- The problem
Would you copy every record exactly as it stands and drop the pictures?

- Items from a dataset

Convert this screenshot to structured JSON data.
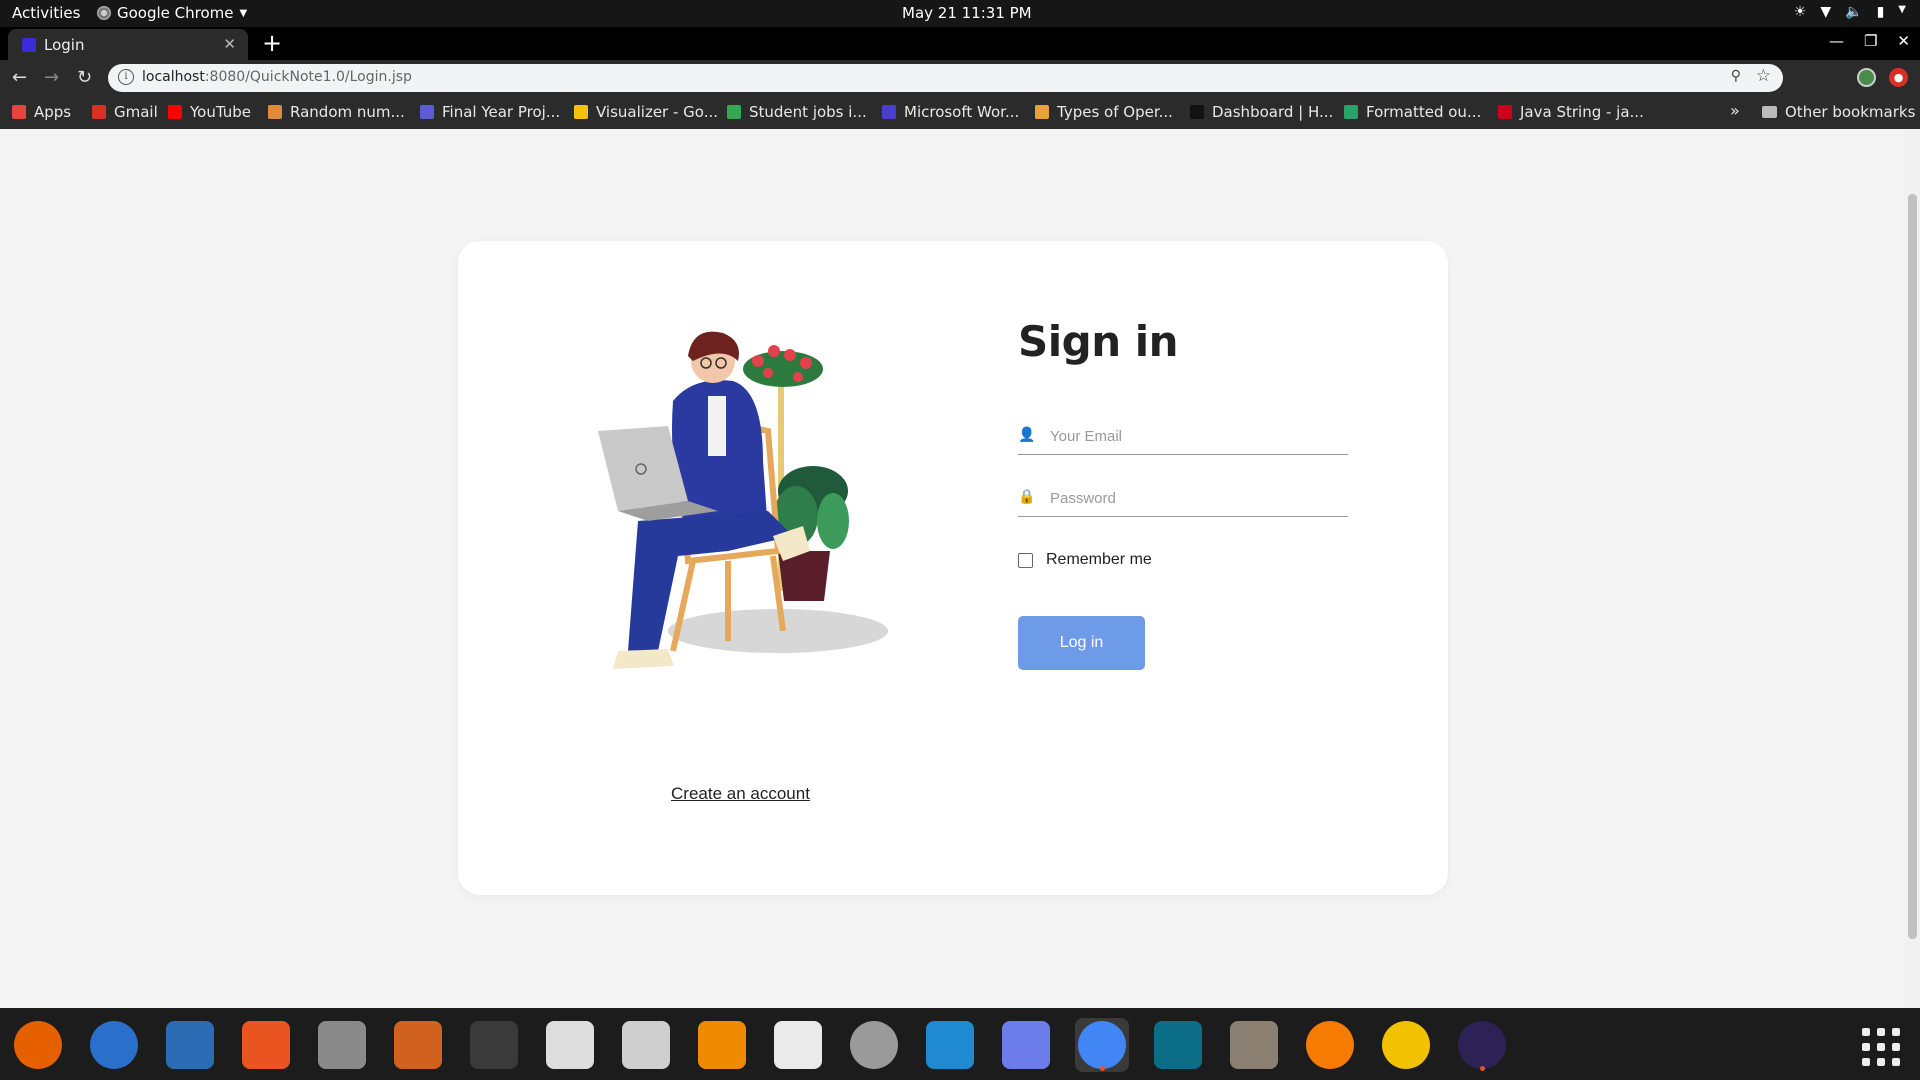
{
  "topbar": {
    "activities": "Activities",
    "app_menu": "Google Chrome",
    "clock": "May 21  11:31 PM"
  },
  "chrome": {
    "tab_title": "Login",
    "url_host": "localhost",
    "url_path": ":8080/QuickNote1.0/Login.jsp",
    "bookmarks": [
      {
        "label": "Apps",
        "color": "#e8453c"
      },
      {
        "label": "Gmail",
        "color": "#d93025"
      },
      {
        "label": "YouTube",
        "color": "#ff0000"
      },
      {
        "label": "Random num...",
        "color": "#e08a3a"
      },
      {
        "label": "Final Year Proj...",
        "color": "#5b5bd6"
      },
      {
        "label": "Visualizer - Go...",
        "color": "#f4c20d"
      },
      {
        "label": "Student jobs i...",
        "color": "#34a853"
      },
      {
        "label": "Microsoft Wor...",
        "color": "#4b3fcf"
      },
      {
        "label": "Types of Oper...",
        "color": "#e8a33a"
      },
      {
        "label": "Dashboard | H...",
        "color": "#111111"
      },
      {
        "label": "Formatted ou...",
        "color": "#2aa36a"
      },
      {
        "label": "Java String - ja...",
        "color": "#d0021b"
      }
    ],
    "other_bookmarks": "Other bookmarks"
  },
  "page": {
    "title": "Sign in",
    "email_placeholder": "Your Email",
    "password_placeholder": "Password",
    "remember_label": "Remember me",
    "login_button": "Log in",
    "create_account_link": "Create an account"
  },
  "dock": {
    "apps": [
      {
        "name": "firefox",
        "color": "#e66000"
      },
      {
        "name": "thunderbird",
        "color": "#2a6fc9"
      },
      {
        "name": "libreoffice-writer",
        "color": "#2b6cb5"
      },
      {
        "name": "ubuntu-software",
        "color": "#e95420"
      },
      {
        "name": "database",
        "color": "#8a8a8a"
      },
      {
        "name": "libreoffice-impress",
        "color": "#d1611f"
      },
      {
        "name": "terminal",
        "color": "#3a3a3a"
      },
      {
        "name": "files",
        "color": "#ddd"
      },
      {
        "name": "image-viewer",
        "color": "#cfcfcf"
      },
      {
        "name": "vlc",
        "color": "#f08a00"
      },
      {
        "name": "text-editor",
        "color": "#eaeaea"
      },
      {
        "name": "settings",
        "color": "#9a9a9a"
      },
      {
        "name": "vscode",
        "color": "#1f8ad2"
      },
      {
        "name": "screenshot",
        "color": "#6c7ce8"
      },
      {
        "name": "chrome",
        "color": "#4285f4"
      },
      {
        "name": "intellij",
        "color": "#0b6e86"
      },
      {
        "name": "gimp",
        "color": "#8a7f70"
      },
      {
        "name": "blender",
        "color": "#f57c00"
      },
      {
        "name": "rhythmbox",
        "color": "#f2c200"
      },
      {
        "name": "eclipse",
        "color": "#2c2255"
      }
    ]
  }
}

- Written solution
Convert this screenshot to structured JSON data.
{
  "topbar": {
    "activities": "Activities",
    "app_menu": "Google Chrome",
    "clock": "May 21  11:31 PM"
  },
  "chrome": {
    "tab_title": "Login",
    "url_host": "localhost",
    "url_path": ":8080/QuickNote1.0/Login.jsp",
    "bookmarks": [
      {
        "label": "Apps",
        "color": "#e8453c"
      },
      {
        "label": "Gmail",
        "color": "#d93025"
      },
      {
        "label": "YouTube",
        "color": "#ff0000"
      },
      {
        "label": "Random num...",
        "color": "#e08a3a"
      },
      {
        "label": "Final Year Proj...",
        "color": "#5b5bd6"
      },
      {
        "label": "Visualizer - Go...",
        "color": "#f4c20d"
      },
      {
        "label": "Student jobs i...",
        "color": "#34a853"
      },
      {
        "label": "Microsoft Wor...",
        "color": "#4b3fcf"
      },
      {
        "label": "Types of Oper...",
        "color": "#e8a33a"
      },
      {
        "label": "Dashboard | H...",
        "color": "#111111"
      },
      {
        "label": "Formatted ou...",
        "color": "#2aa36a"
      },
      {
        "label": "Java String - ja...",
        "color": "#d0021b"
      }
    ],
    "other_bookmarks": "Other bookmarks"
  },
  "page": {
    "title": "Sign in",
    "email_placeholder": "Your Email",
    "password_placeholder": "Password",
    "remember_label": "Remember me",
    "login_button": "Log in",
    "create_account_link": "Create an account"
  },
  "dock": {
    "apps": [
      {
        "name": "firefox",
        "color": "#e66000"
      },
      {
        "name": "thunderbird",
        "color": "#2a6fc9"
      },
      {
        "name": "libreoffice-writer",
        "color": "#2b6cb5"
      },
      {
        "name": "ubuntu-software",
        "color": "#e95420"
      },
      {
        "name": "database",
        "color": "#8a8a8a"
      },
      {
        "name": "libreoffice-impress",
        "color": "#d1611f"
      },
      {
        "name": "terminal",
        "color": "#3a3a3a"
      },
      {
        "name": "files",
        "color": "#ddd"
      },
      {
        "name": "image-viewer",
        "color": "#cfcfcf"
      },
      {
        "name": "vlc",
        "color": "#f08a00"
      },
      {
        "name": "text-editor",
        "color": "#eaeaea"
      },
      {
        "name": "settings",
        "color": "#9a9a9a"
      },
      {
        "name": "vscode",
        "color": "#1f8ad2"
      },
      {
        "name": "screenshot",
        "color": "#6c7ce8"
      },
      {
        "name": "chrome",
        "color": "#4285f4"
      },
      {
        "name": "intellij",
        "color": "#0b6e86"
      },
      {
        "name": "gimp",
        "color": "#8a7f70"
      },
      {
        "name": "blender",
        "color": "#f57c00"
      },
      {
        "name": "rhythmbox",
        "color": "#f2c200"
      },
      {
        "name": "eclipse",
        "color": "#2c2255"
      }
    ]
  }
}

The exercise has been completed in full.